“Mrs. West and I are very proud of the work that students have done,” Baus-Herbin said.

Outside of school, Key Club participates in helping out with elementary schools’ Fun Nights, pancake feeds, in retirement homes and at basketball game fundraisers co-hosted by East High School’s Key Club.

The club’s most recent focus was a Trunk-or-Treat event, which took place on Oct. 26 from 6-8:30 p.m. at LSE. It invited several other LSE clubs to participate and provided carnival games for participants. The event will also fund the club’s future service projects.

Outside of Lincoln’s community projects, Key Club also directly benefits the students who participate in it. By focusing skills on helping to provide for others, students develop not only a stronger sense of leadership and event planning skills, but of compassion and community.

“I think it feels good to help other people,”  Baus-Herbin said.

Key Club officers Kenzie Frederick and Porter Nelson begin introductions at the first 2023-2024 club meeting.

Empty Bowls Club

Empty Bowls is another one of LSE’s clubs dedicated to serving its community. The club, which has existed at LSE for over 10 years, donates its profits to Lincoln’s Food Bank. Last year, Empty Bowls donated cans of food and raised over $600.

Interestingly, the club is not original to Southeast. Empty Bowls was founded in Michigan in 1990 by Lisa Blackburn and art teacher John Hartom. It has since grown as a global charity that focuses around a single goal: to make and sell pottery to contribute to the end of world hunger.

The Food Bank of Lincoln hosted an Empty Bowls fundraising event to sell handmade bowls, donated by the public, on May 30, 2023. The event was sponsored by many prominent restaurants who served soup and hosted more than 1000 people.

Empty Bowls Member Emily Miller poses with her handmade bowl.

The club’s sponsor, LSE Art teacher Daniel Ruth, introduced Empty Bowls to Southeast around 2012 after having visited other Empty Bowls events a

cross the country. He was inspired by the idea of giving back to communities in need and believed the organization would fit nicely within LSE.

“There’s a lot of folks out in Lincoln, the nation, the world, that don’t have as many resources as we do, and if we can work with our hands, provide a nice bowl for somebody- we give the money to the Food Bank of Lincoln, that seems right to me,” Ruth said.

Students in the club utilize their knowledge of “throwing” and creating original pottery to make their own bowls. At the end of each semester, during LSE’s art shows, the students volunteer by selling their hand-made bowls along with all-you-can-eat soup to guests for $15.

Due to construction in the art rooms, there is no art show this winter, but one will be held in the spring of the 2023-2024 school year.

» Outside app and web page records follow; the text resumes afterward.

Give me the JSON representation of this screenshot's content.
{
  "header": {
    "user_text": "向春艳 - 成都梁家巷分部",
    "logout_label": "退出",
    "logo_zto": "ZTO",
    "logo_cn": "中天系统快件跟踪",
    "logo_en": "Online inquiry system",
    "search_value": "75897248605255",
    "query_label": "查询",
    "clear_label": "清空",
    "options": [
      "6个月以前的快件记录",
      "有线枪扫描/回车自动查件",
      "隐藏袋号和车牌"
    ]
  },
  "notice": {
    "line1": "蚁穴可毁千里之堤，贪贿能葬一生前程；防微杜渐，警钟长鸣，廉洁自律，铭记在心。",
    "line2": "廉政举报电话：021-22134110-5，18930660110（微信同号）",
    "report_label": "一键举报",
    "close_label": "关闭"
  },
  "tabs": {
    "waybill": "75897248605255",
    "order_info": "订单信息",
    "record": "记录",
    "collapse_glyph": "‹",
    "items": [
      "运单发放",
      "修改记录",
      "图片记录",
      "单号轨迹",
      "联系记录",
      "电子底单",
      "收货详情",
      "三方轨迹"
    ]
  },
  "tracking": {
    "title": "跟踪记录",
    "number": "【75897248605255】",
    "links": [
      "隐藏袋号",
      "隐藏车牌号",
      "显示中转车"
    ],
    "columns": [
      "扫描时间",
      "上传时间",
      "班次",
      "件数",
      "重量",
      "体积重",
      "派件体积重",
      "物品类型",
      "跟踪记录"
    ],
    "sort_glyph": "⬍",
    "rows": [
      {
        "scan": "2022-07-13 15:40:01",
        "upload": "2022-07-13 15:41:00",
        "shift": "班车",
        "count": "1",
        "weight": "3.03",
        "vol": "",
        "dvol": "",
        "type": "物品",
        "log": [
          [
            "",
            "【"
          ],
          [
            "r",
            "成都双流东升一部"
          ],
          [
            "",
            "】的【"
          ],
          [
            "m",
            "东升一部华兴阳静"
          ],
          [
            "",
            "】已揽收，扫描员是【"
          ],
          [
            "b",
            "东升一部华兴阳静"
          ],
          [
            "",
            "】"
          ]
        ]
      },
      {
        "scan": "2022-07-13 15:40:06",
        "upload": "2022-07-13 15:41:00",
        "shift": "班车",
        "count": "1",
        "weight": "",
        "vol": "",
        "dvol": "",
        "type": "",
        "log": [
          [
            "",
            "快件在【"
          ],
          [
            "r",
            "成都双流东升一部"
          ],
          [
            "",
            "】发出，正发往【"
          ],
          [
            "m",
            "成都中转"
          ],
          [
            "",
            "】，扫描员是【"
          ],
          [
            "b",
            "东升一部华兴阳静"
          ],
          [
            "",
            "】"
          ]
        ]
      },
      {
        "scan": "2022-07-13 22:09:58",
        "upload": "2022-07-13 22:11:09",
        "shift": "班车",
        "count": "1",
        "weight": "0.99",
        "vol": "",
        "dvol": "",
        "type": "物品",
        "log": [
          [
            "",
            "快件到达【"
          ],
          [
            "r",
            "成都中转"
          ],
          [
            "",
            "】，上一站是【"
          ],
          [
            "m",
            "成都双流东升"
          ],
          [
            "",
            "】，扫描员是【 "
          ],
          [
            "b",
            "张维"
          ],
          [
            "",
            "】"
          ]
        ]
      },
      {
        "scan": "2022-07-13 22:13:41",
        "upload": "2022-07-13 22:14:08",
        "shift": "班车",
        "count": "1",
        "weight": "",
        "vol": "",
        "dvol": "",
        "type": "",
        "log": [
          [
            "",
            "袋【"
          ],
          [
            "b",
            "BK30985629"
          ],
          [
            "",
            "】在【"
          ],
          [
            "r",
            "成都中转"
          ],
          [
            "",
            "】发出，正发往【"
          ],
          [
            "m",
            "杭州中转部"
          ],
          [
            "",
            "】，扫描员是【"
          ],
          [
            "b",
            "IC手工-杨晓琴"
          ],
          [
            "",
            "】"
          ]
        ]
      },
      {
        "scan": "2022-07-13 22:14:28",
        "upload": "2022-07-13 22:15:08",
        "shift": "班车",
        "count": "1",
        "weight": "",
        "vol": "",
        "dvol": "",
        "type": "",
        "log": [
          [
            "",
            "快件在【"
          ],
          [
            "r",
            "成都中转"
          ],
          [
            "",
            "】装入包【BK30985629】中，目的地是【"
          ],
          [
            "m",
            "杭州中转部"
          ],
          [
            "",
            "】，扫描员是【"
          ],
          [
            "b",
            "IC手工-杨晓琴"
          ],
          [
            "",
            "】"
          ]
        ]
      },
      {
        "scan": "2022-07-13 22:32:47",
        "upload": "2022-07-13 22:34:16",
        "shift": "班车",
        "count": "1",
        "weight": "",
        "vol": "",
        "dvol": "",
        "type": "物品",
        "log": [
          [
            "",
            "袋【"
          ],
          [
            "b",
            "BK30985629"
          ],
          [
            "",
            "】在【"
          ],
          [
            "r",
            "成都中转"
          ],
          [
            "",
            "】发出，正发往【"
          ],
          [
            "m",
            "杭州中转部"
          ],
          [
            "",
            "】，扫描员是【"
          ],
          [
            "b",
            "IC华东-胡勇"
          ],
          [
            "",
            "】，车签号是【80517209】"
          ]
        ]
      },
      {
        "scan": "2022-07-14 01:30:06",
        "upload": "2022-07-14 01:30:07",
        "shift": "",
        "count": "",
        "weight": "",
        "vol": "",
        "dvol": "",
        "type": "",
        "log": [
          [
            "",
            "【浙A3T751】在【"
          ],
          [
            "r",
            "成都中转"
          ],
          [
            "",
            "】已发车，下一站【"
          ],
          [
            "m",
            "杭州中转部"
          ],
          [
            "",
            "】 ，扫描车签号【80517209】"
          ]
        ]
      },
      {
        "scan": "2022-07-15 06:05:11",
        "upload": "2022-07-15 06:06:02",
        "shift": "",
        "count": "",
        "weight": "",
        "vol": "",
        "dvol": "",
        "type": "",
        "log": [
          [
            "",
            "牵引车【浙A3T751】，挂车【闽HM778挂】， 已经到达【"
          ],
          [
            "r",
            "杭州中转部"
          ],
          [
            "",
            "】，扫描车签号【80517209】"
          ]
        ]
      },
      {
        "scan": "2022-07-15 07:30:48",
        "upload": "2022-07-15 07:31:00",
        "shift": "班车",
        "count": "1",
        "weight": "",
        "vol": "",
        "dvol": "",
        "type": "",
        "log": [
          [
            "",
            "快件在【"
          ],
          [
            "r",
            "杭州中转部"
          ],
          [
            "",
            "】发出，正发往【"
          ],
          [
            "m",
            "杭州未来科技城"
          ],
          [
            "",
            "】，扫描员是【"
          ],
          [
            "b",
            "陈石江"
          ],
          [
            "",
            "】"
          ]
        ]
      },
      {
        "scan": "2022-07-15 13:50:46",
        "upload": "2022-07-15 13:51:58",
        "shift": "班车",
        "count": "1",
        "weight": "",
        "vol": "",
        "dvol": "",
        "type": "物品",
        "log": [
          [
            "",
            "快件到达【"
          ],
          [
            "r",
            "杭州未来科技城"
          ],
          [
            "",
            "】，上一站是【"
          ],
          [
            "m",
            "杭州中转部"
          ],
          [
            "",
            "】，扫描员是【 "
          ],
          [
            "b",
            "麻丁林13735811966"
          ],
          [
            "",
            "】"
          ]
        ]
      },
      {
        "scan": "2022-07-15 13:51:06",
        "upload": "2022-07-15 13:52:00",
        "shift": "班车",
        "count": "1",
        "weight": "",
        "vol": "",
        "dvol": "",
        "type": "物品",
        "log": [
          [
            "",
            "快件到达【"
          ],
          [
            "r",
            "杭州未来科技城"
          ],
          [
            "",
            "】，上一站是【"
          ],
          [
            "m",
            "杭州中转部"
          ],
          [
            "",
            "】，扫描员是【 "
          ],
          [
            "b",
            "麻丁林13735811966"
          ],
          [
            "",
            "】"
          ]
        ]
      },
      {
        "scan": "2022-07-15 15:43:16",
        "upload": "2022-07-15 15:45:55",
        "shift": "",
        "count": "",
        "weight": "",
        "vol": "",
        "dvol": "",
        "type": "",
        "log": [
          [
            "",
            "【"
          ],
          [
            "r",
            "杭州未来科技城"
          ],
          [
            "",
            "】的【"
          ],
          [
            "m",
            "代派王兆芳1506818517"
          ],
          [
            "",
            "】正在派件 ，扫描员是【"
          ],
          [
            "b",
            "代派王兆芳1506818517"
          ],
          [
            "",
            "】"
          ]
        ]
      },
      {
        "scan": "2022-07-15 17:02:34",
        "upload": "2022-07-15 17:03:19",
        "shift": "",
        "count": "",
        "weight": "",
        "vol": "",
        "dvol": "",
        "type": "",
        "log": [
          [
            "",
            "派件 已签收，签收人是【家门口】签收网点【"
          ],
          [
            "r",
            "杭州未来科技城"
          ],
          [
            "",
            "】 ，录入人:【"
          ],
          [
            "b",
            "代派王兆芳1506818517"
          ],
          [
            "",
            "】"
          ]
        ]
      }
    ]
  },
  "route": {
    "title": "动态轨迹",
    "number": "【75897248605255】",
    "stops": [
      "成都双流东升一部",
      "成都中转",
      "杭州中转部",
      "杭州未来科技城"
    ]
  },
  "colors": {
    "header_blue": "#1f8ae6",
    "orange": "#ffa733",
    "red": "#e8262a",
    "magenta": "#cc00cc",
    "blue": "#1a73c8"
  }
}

Students also meet outside of club day. They meet every Thursday after school to continue working on their pieces. More than creating bowls, however, the club aims to raise social awareness and to provide for others.

“I want them [students] to have fun. I want them to learn how to throw on the wheel. But I also want them to think about something bigger than themselves,” Ruth said.

LSE is fortunate to host clubs that contribute so much to its communities. These clubs provide students with a service and group bonding oriented environment that benefits not just the students who participate, but those around them.

Leave a Comment
More to Discover
About the Contributor
Rebecca Halada
Rebecca Halada, Staff Writer
Rebecca Halada is a junior at LSE. This is her first year as a staff writer on the Clarion. Rebecca plays viola in the Chamber Orchestra, works a part time job and participates in Theater and Key Club. She loves music, writing and math.

Comments (0)

All The Clarion Picks Reader Picks Sort: Newest

Your email address will not be published. Required fields are marked *